Challenges Thailand Faces to Launch Community Media
Following five days of meetings, presentation and conversations in Thailand about how to set up Community TV channels across their country, I’m struck as how we have the very same challenges in the U.S.:
- how to build the right governing structure;
- how to find programming for our channels;
- how do we serve multiple communities and the diversity therein;
- what types of revenues are appropriate; and
- how do we remain an independent news and information source for our community, free from political influence.

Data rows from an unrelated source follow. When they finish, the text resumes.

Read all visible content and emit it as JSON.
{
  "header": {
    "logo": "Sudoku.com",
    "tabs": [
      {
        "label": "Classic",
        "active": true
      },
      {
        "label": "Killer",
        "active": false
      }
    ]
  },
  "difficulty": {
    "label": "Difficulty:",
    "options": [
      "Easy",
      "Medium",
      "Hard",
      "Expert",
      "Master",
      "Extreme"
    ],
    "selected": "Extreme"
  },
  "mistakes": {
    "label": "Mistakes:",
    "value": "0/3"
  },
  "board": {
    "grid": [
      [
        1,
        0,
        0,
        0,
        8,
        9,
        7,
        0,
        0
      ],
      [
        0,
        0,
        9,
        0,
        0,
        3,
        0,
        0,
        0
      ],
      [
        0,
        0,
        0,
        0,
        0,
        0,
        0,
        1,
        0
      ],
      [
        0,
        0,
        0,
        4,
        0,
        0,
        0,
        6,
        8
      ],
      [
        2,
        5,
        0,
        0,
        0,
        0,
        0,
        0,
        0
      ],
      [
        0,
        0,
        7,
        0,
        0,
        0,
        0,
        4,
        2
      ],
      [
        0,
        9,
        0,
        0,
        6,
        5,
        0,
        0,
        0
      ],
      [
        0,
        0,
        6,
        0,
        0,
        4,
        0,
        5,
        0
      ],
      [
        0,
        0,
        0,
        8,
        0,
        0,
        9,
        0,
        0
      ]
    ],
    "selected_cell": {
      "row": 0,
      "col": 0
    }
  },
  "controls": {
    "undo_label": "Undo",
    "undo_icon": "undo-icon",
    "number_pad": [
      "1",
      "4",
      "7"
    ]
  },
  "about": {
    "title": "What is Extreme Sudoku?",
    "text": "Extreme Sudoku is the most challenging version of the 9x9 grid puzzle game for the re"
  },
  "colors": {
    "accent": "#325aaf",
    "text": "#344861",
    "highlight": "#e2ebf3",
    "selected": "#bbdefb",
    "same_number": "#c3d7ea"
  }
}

My first day in Thailand, I was coached by Dr. Murray Green (former Australian Broadcasting Corporation Director-International and lead consultant to the Thailand government on the Community Media project) that we Westerners must understand that the lens in which we see the world is very different than what is experienced in Thailand. Suffering through more coups d’état than any other country in the world, the Thais understand that even the government itself can be swept away in a moment, and years of effort to build community media could be undone overnight.
Much of Thailand beyond the megacity Bangkok is rural, agricultural and isolated from one another by distance and topography. The plan to place a single community media center and associated television channels in 39 regions will be the first opportunity for these residents to learn the stories of their neighbors, hear the many dialects being spoken, and discover the rich diversity of local art, music, and culture that no national television service can offer.
As Chaiwat Chanthima of Phayoa TV (from a small city with a 900-year history), “Community TV must offer programs of the people, by the people, and for the people.” I think Abraham Lincoln would be proud to see his words being given a modern twist, twelve times zones away.
During my final presentation to the Thai group, I told them how honored I was to have been asked to participate in their first public meetings as they move toward launching community media in their country. I encouraged them to work to limit government regulation of the sector, providing them as much flexibility on fundraising that will ensure their financial sustainability. I shared with them some ideas on how to encourage the ‘content creators’ already in their communities to become involved with them in this new space. And I told them that to become a valued contributor to the people they serve, they should partner up with other institutions to solve regional problems by harnessing the power of television.
The last thing I shared with the group was the notion that when they launch their channels, they will enjoy a ‘honeymoon period’ where residents will initially be excited about this novel service. While they should take advantage of that newly-found love and affection, they must also plan for decades of challenges related to sustainability and maintaining their independence.
I sincerely hope the people of Thailand and community media enjoy a long and happy marriage.